** Source information follows **

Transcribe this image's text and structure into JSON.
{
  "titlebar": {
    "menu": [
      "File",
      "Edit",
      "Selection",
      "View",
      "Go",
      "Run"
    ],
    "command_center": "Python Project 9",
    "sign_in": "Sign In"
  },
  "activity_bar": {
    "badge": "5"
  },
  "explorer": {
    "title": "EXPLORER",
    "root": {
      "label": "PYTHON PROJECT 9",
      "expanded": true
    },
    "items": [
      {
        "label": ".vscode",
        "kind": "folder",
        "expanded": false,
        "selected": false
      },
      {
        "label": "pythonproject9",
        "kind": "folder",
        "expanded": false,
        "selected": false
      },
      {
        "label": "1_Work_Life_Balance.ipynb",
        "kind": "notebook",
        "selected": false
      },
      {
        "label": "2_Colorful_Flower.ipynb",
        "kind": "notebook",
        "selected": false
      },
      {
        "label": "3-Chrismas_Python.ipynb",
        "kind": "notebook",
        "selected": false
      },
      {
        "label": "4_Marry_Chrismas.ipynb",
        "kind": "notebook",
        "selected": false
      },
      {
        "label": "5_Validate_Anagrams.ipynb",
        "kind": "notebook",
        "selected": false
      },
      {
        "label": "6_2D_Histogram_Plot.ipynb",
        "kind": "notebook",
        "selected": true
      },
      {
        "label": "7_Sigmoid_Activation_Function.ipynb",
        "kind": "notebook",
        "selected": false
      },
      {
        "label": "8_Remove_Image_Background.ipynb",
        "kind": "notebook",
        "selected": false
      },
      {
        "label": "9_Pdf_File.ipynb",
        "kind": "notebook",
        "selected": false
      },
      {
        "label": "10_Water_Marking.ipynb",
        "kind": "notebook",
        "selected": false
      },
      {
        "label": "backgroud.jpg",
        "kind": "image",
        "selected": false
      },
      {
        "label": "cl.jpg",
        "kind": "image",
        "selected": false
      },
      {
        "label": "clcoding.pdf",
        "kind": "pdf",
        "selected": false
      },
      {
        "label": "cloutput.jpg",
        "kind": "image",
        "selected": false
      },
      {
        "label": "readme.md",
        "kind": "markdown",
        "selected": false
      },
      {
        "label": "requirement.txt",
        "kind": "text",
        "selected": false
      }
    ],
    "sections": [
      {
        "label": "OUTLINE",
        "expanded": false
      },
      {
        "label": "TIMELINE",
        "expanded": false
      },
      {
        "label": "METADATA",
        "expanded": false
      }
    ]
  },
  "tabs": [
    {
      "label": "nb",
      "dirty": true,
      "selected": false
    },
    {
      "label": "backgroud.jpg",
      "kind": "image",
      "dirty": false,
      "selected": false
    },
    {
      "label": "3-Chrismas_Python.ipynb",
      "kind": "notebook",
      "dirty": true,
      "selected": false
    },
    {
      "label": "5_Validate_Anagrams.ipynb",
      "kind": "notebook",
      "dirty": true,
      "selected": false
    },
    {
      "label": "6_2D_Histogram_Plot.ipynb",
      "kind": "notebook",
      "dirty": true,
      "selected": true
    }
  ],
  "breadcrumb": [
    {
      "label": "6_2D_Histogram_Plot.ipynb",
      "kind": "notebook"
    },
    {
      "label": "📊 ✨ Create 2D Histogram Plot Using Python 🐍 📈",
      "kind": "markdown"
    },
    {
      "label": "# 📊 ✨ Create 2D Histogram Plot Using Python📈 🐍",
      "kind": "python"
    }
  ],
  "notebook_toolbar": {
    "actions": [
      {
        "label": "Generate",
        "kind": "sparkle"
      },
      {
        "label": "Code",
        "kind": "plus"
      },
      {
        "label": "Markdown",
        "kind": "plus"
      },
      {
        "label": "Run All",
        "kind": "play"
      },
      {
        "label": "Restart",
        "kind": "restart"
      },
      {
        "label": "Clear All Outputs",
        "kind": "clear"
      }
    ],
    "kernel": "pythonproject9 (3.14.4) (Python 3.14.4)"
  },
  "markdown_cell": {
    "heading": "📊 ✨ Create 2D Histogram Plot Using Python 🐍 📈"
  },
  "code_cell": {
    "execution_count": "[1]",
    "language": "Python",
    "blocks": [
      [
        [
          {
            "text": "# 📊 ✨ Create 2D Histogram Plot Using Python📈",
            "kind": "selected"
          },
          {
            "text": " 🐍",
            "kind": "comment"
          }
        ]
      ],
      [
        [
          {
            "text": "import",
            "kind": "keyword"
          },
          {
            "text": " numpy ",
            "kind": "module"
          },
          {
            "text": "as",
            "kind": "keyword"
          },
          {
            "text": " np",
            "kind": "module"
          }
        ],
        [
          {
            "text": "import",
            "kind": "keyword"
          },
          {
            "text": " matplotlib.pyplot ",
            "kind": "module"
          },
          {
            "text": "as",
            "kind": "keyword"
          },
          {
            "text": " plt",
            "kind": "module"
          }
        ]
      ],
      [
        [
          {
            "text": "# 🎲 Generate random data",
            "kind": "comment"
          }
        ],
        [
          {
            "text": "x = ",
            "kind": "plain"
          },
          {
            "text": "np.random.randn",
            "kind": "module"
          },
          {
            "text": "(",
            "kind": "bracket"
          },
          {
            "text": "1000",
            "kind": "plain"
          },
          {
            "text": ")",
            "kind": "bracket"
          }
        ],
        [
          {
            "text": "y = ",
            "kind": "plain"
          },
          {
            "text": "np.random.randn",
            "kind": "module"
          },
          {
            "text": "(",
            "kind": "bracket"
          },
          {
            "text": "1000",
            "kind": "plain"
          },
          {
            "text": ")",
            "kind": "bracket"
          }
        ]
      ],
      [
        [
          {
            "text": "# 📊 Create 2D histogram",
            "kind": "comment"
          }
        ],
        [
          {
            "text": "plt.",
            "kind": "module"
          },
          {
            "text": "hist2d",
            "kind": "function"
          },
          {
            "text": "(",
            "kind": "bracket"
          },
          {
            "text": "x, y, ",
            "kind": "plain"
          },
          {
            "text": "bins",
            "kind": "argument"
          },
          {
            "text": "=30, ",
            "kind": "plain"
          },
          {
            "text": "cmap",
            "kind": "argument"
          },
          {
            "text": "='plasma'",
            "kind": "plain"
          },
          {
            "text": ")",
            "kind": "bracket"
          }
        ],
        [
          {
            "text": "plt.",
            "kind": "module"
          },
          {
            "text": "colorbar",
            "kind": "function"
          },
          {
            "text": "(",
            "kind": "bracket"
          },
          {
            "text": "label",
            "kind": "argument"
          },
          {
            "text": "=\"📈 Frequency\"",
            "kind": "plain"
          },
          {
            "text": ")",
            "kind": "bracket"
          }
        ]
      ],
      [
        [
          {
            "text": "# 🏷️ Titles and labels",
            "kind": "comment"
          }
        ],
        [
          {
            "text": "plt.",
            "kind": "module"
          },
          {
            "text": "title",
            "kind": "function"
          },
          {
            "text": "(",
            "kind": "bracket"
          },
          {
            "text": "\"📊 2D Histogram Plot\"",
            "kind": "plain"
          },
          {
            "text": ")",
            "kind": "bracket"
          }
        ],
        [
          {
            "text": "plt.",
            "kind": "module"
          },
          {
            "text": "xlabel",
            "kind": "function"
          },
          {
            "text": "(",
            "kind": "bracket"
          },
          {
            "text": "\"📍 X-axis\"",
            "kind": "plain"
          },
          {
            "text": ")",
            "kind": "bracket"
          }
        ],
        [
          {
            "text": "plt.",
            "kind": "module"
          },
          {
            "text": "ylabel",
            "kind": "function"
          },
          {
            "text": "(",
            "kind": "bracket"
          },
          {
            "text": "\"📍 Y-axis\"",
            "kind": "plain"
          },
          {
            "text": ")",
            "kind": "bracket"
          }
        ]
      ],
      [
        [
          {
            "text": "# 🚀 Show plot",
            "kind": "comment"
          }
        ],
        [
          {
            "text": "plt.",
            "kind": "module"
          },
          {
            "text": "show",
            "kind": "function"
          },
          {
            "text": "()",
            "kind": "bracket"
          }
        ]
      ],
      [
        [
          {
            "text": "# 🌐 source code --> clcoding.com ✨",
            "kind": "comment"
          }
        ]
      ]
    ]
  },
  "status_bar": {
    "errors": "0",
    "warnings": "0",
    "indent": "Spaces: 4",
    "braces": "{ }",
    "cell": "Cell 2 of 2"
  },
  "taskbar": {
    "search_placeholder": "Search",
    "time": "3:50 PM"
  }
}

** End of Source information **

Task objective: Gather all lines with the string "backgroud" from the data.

Your response:
        "label": "backgroud.jpg",
      "label": "backgroud.jpg",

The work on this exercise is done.